Each line of the data below that includes the string "JSON" must be copied.

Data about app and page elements
__________________________________________________
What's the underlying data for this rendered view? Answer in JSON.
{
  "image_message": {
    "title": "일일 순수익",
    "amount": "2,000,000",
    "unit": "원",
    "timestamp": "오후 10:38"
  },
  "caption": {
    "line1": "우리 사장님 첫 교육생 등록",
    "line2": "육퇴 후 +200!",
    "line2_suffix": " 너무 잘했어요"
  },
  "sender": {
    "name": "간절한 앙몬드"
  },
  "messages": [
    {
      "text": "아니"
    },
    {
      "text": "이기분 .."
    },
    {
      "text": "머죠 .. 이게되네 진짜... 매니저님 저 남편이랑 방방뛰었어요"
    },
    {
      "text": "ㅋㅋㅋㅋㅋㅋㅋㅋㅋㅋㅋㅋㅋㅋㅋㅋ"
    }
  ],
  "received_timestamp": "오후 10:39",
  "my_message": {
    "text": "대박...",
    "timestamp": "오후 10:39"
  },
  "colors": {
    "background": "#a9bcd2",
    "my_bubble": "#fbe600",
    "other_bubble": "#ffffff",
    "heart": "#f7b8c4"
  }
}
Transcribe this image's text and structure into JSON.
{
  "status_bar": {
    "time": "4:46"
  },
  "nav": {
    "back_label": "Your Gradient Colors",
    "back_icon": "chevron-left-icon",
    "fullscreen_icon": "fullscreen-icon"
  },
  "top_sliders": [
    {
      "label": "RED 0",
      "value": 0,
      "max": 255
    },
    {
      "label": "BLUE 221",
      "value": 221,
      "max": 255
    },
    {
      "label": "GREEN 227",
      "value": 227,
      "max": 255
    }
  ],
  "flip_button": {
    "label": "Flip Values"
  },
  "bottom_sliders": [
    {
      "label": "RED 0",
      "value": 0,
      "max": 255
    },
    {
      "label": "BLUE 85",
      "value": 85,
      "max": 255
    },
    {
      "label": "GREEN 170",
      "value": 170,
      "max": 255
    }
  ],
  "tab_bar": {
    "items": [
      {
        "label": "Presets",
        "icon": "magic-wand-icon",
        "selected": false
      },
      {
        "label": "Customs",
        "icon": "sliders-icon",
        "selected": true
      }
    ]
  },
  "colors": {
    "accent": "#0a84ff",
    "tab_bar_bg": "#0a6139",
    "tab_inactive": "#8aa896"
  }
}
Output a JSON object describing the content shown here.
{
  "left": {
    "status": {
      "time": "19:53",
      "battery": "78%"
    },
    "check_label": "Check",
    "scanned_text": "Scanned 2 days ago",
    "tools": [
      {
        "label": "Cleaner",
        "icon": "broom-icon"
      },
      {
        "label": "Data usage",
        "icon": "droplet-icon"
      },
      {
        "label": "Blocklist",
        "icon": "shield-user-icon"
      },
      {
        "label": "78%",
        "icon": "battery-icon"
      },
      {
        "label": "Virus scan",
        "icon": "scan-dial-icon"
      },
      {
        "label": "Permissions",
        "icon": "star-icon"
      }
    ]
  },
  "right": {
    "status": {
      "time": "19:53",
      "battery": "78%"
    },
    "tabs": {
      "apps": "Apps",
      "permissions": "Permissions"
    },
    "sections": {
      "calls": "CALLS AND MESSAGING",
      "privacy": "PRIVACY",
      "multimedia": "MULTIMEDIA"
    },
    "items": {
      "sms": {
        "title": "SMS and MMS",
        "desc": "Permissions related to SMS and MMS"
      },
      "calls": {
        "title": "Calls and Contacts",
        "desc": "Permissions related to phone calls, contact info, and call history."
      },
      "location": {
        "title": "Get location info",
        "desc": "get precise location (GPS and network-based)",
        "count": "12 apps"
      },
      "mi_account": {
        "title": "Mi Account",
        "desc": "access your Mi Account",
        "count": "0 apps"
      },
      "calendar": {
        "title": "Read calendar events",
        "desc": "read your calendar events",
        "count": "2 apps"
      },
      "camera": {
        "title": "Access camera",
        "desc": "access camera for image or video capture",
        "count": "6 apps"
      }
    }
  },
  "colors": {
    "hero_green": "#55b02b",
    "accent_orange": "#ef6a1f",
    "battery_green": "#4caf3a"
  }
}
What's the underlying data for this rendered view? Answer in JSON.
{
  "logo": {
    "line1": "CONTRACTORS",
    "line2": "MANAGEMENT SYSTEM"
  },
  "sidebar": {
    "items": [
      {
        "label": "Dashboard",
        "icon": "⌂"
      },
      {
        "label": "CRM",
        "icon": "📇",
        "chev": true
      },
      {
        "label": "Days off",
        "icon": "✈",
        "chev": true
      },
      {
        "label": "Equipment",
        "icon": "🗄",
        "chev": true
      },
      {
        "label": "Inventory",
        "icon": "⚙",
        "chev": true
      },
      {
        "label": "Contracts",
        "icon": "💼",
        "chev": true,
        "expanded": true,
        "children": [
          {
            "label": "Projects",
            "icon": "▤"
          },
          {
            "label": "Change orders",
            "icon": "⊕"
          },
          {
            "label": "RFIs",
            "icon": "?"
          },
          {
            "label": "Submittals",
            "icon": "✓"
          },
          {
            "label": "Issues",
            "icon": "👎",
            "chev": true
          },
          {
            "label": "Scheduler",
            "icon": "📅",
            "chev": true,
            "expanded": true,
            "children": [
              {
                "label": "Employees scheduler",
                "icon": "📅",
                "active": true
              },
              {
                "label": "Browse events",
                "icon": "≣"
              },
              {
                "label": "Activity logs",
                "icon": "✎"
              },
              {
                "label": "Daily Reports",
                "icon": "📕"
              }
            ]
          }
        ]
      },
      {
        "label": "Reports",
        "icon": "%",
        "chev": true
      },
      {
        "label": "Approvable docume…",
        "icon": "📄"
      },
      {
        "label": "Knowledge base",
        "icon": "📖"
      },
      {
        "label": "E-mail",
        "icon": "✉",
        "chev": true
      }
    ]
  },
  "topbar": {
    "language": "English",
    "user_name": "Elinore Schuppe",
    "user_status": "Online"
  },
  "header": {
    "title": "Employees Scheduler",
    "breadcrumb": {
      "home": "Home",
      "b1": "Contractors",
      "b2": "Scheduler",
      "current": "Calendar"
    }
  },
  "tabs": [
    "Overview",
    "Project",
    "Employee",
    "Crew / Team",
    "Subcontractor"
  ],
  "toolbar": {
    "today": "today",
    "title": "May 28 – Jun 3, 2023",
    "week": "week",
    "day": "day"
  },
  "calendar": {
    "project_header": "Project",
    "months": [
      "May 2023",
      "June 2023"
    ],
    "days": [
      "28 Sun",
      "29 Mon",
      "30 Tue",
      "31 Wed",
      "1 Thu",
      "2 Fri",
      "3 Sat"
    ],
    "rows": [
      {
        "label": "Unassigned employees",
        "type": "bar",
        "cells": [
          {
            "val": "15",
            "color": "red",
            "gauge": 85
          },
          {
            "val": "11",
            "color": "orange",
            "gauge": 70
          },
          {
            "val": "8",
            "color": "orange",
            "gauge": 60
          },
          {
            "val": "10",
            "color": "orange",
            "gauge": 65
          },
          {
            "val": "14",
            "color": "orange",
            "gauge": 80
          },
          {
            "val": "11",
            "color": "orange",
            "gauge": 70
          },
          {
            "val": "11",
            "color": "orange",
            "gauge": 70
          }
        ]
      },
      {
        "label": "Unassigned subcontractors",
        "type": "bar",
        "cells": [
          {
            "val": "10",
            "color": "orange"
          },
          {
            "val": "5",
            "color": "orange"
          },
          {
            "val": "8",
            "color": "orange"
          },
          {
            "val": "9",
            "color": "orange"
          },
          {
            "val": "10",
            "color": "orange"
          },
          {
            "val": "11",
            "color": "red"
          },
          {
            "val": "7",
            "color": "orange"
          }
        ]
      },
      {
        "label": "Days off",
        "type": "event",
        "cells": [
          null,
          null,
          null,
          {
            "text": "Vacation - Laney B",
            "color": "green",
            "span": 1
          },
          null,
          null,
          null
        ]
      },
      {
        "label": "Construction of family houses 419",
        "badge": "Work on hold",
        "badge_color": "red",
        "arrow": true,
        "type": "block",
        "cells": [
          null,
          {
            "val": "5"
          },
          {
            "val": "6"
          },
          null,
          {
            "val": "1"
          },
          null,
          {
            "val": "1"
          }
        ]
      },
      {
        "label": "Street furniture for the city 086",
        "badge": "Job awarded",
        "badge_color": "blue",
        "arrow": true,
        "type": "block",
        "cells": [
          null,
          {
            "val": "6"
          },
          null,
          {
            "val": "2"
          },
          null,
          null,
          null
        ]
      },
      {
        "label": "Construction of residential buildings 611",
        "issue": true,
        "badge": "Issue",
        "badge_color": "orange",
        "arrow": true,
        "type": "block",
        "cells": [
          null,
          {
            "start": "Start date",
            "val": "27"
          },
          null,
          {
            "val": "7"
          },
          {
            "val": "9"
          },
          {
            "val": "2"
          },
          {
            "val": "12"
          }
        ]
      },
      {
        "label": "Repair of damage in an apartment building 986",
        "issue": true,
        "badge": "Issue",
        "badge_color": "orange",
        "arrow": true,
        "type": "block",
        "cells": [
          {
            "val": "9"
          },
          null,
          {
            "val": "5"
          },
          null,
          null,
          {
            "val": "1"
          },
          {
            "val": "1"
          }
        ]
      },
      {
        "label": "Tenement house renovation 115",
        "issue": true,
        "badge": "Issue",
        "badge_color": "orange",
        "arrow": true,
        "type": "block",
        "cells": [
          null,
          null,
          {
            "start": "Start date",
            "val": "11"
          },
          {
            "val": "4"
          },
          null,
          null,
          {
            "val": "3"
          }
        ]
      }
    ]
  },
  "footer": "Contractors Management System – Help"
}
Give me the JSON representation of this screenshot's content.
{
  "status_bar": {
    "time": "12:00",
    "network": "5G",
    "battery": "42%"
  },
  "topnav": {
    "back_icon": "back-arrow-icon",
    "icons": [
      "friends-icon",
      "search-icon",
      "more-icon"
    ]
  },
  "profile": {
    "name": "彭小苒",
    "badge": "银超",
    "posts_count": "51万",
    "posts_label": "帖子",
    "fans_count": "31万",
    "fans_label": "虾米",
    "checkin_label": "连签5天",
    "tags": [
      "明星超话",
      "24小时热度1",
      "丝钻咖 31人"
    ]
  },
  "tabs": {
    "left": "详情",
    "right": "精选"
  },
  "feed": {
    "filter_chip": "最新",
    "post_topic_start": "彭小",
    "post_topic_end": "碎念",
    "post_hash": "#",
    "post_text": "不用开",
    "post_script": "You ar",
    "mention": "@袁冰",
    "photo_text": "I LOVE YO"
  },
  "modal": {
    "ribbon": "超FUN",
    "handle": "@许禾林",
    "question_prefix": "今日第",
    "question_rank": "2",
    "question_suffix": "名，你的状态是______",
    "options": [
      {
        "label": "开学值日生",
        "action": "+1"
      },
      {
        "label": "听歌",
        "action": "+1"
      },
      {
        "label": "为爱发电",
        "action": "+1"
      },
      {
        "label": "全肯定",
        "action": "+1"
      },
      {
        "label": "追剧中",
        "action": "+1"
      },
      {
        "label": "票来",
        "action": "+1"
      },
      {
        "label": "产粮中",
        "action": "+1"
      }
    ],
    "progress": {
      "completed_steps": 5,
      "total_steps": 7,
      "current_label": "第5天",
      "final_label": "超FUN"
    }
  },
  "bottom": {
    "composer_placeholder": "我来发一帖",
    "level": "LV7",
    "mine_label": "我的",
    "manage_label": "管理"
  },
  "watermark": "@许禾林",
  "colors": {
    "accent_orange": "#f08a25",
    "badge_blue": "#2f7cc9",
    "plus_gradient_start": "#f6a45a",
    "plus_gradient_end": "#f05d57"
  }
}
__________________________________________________
• [Solution]
What's the underlying data for this rendered view? Answer in JSON.
Transcribe this image's text and structure into JSON.
Output a JSON object describing the content shown here.
What's the underlying data for this rendered view? Answer in JSON.
Give me the JSON representation of this screenshot's content.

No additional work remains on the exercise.